Tuesday, March 17, 2015

8 Recent Open World Video Games

I've spend a lot of time exploring single-player video game worlds.  I wanted to reflect a bit on what I've experienced in the last few months.  Of course most of these are early access, but from my experience that doesn't mean a game will change significantly once they once they remove that label.

Not one of the 8 and obviously not new, but the benchmark.  If you want a tenuous connection for this series to pen and paper gaming, Minecraft is the D&D of open world games and the rest on this list are fantasy heartbreakers.  Which, actually is a pretty good fit because I think most of these games are trying to fix one of two traits of Minecraft -- making the world less cartoony and making survival more difficult.

7-Days to Die
Set in something like a post-apocalyptic Arizona, you scavenge, gather resources and try to survive.  It's a voxel based world, so you can dig up every block.  It touts its building physics which requires building with adequate support to prevent structural collapses (unlike Minecraft's floating blocks).

It's fun to go through the modern buildings looting, but there are way too many zombies for me.  I think this might be because it's aimed at multiplayer, so they expect you to have help.  Ammo is limited, weapons wear out and do less and less damage as they do, gathering and cooking meat brings more zombies down on you.  But worse, for a game that includes building, it undermines any kind of building you do.  You can't prevent zombie spawns in an area, so walls are useless.  Zombies will dig at anything in front of them, so ditches or moats will just mean they eventually end up digging up through your floor.   Worst of all, the dead flesh hands of zombies can break through anything given enough time, even reinforced concrete.  In my play-throughs the only viable strategy has been to build an underground bunker, which is kind of boring.

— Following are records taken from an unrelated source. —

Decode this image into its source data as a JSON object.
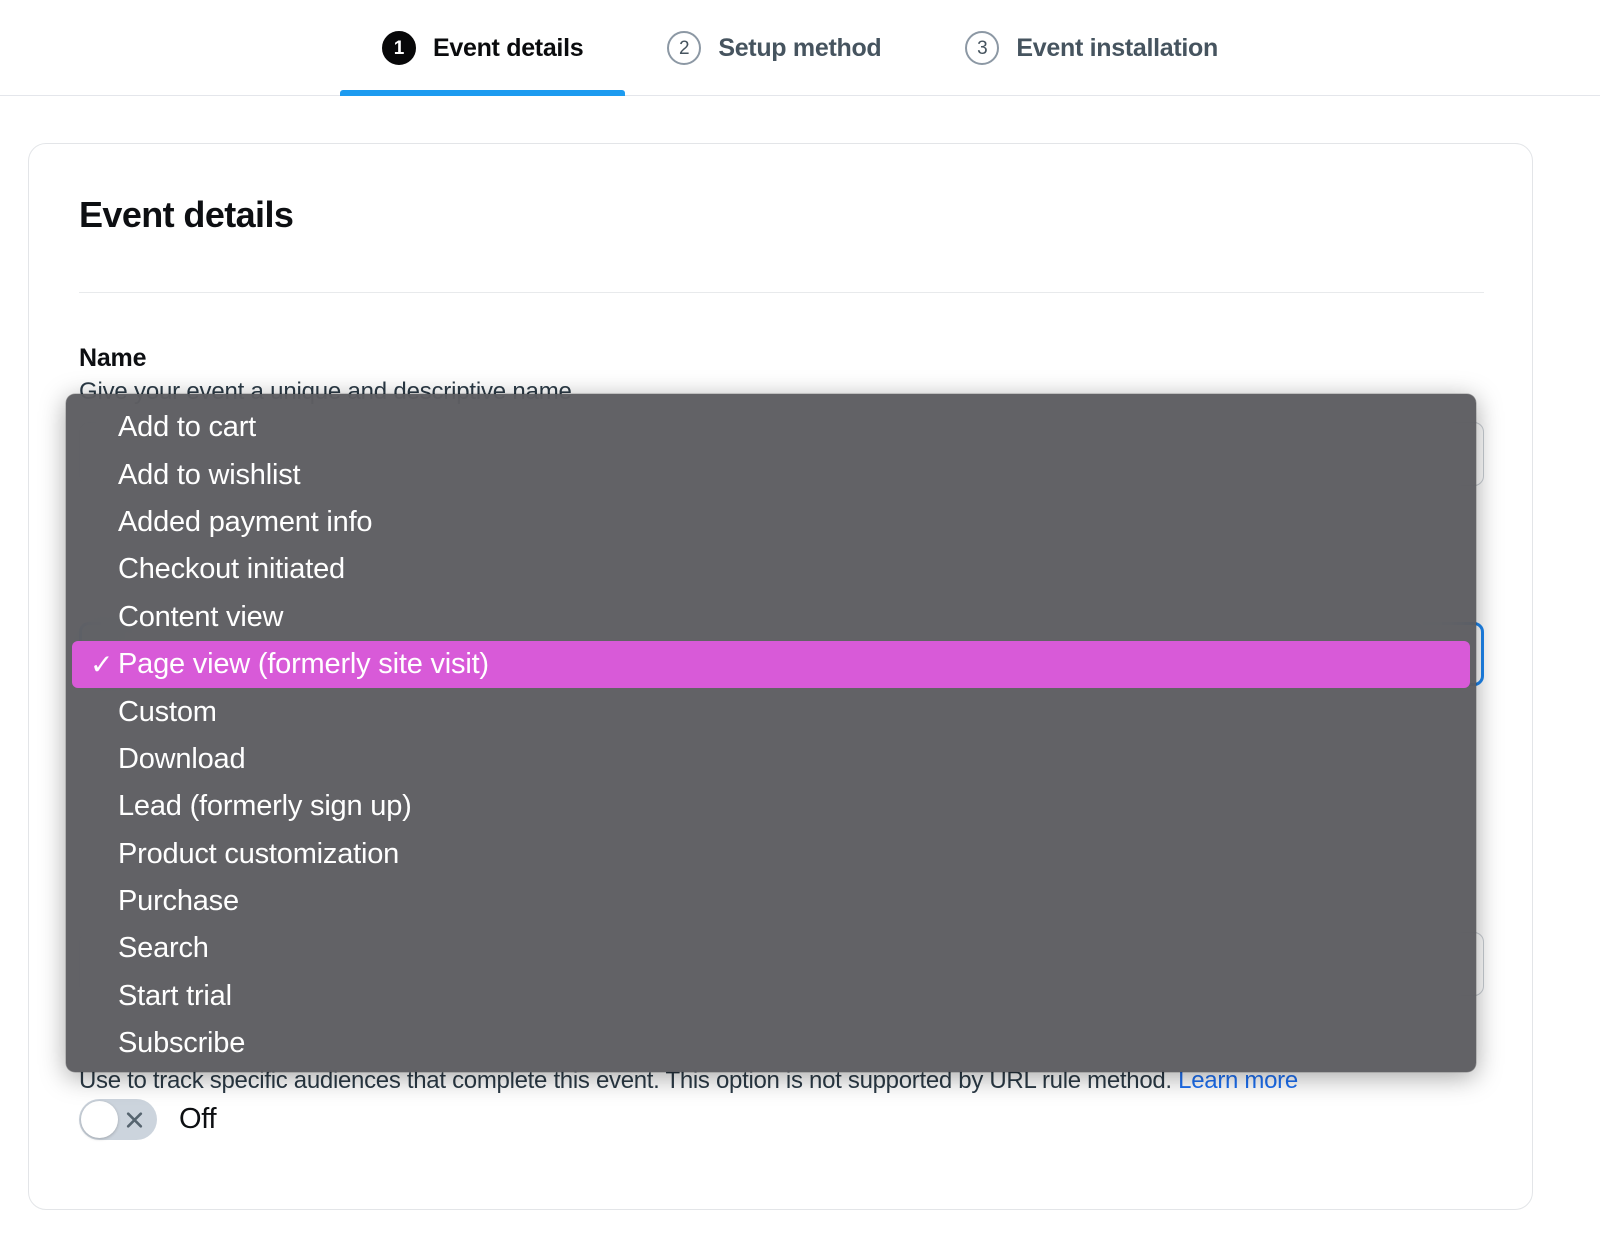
{
  "stepper": {
    "steps": [
      {
        "number": "1",
        "label": "Event details",
        "state": "active"
      },
      {
        "number": "2",
        "label": "Setup method",
        "state": "inactive"
      },
      {
        "number": "3",
        "label": "Event installation",
        "state": "inactive"
      }
    ]
  },
  "card": {
    "title": "Event details",
    "name_field": {
      "label": "Name",
      "help": "Give your event a unique and descriptive name",
      "value": ""
    },
    "audience": {
      "help_text": "Use to track specific audiences that complete this event. This option is not supported by URL rule method.",
      "learn_more_label": "Learn more",
      "toggle_state_label": "Off",
      "toggle_on": false
    }
  },
  "select_popup": {
    "selected_value": "Page view (formerly site visit)",
    "options": [
      "Add to cart",
      "Add to wishlist",
      "Added payment info",
      "Checkout initiated",
      "Content view",
      "Page view (formerly site visit)",
      "Custom",
      "Download",
      "Lead (formerly sign up)",
      "Product customization",
      "Purchase",
      "Search",
      "Start trial",
      "Subscribe"
    ],
    "checkmark_glyph": "✓"
  },
  "colors": {
    "accent_blue": "#1d9bf0",
    "link_blue": "#1d6ff0",
    "highlight_magenta": "#d85ad8",
    "popup_bg": "#56565a",
    "step_active": "#080809",
    "step_inactive": "#46545f"
  }
}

I finally got frustrated and turned zombies off completely, which turned out to be a lot of fun.  It felt oddly peaceful being the last person on earth.  I was quite surprised, then, when I came back from a short break to find out I'd been killed.  Apparently the zombie sieges are coded separately from normal spawns and there is no way to turn them off..  Hah, how's that for hardcore, you get monsters even when you specifically turn off monsters.

So anyway, this heartbreaker succeeds in being more realistic than minecraft, but over-does it on the difficulty aspect.  Unless you enjoy killing infinite zombies forever and living in a hole, it will lose it's shine quickly.

The other 7
I'll talk about these in future posts:

Stranded Deep
The Forest
Savage Lands
the Long Dark
Space/Medieval Engineers

Wednesday, March 11, 2015

Update with Magic Item

My blogging computer died sometime in July.  I attempted to recover the data myself and failed.  My next step was to check local businesses with good Yelp reviews.  Found one.  And they proceeded to give me the run around for months.  I finally got my data back and the good news is that it looks like most of it is there.  The most important stuff anyway.  I'm now on what was my gaming rig trying to set up a smooth process like I had before, but little things make it feel weird (like the fact Windows 7 can't understand svgs).  It feels like swimming against the tide to get back going, but I value the conversations with you and I like making stuff, so I'm going to do my best.  I might do some mini-video game reviews as a start.  Anyway, here is a magic item I came up with right at the tail end of that last set of posts:

Aspasia's Shroud - Cover yourself with this threadbare length of linen, fall asleep, and your body will disappear until you wake.

(DM might want a table for who picked up your shroud when you were sleeping and where they took it :)